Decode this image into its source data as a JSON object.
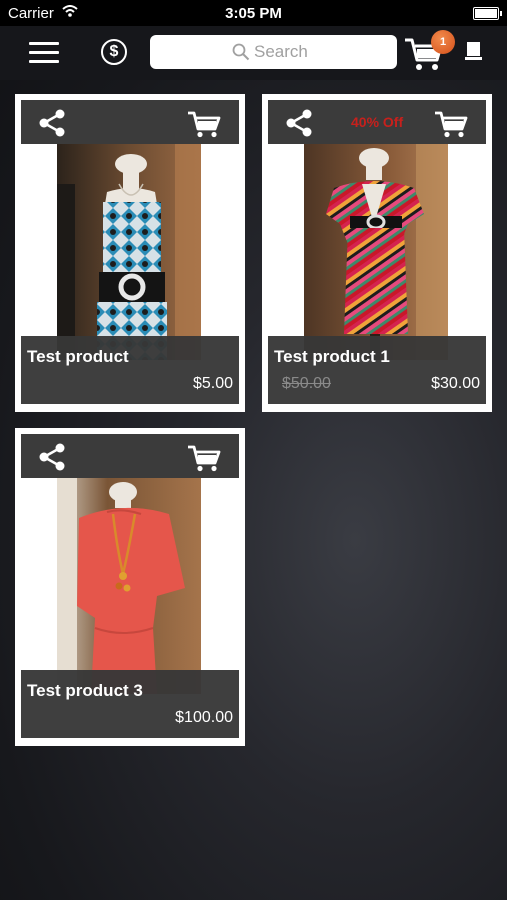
{
  "status_bar": {
    "carrier": "Carrier",
    "time": "3:05 PM"
  },
  "nav": {
    "search_placeholder": "Search",
    "cart_count": "1",
    "icons": [
      "menu-icon",
      "dollar-icon",
      "search-icon",
      "cart-icon",
      "book-icon"
    ]
  },
  "products": [
    {
      "name": "Test product",
      "price": "$5.00",
      "old_price": "",
      "discount": ""
    },
    {
      "name": "Test product 1",
      "price": "$30.00",
      "old_price": "$50.00",
      "discount": "40% Off"
    },
    {
      "name": "Test product 3",
      "price": "$100.00",
      "old_price": "",
      "discount": ""
    }
  ],
  "colors": {
    "discount": "#c8201c",
    "badge": "#e2662a",
    "card_bar": "#3b3b3b"
  }
}
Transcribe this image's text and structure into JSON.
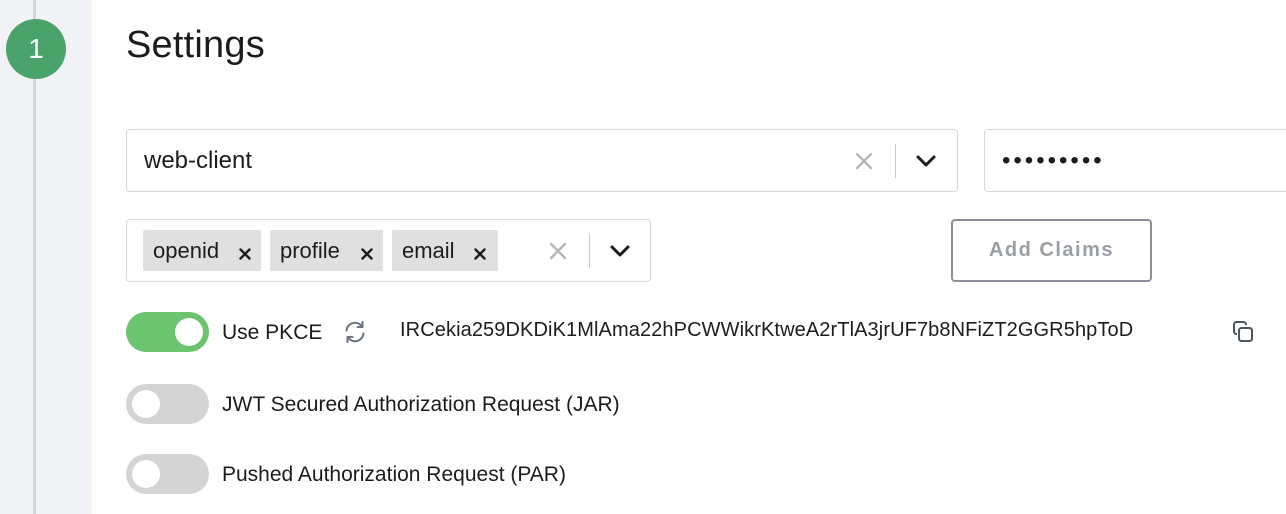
{
  "step": {
    "number": "1"
  },
  "page": {
    "title": "Settings"
  },
  "client": {
    "value": "web-client"
  },
  "secret": {
    "value": "•••••••••"
  },
  "scopes": {
    "items": [
      {
        "label": "openid"
      },
      {
        "label": "profile"
      },
      {
        "label": "email"
      }
    ]
  },
  "actions": {
    "add_claims_label": "Add Claims"
  },
  "pkce": {
    "label": "Use PKCE",
    "enabled": true,
    "code_verifier": "IRCekia259DKDiK1MlAma22hPCWWikrKtweA2rTlA3jrUF7b8NFiZT2GGR5hpToD"
  },
  "jar": {
    "label": "JWT Secured Authorization Request (JAR)",
    "enabled": false
  },
  "par": {
    "label": "Pushed Authorization Request (PAR)",
    "enabled": false
  },
  "icons": {
    "clear": "close-icon",
    "dropdown": "chevron-down-icon",
    "remove_chip": "close-icon",
    "regenerate": "refresh-icon",
    "copy": "copy-icon"
  },
  "colors": {
    "step_badge": "#4aa36a",
    "toggle_on": "#6cc46f",
    "toggle_off": "#d4d4d4",
    "chip_bg": "#e0e0e0"
  }
}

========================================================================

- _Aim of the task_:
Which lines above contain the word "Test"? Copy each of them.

- _Result below_:
      "name": "Test product",
      "name": "Test product 1",
      "name": "Test product 3",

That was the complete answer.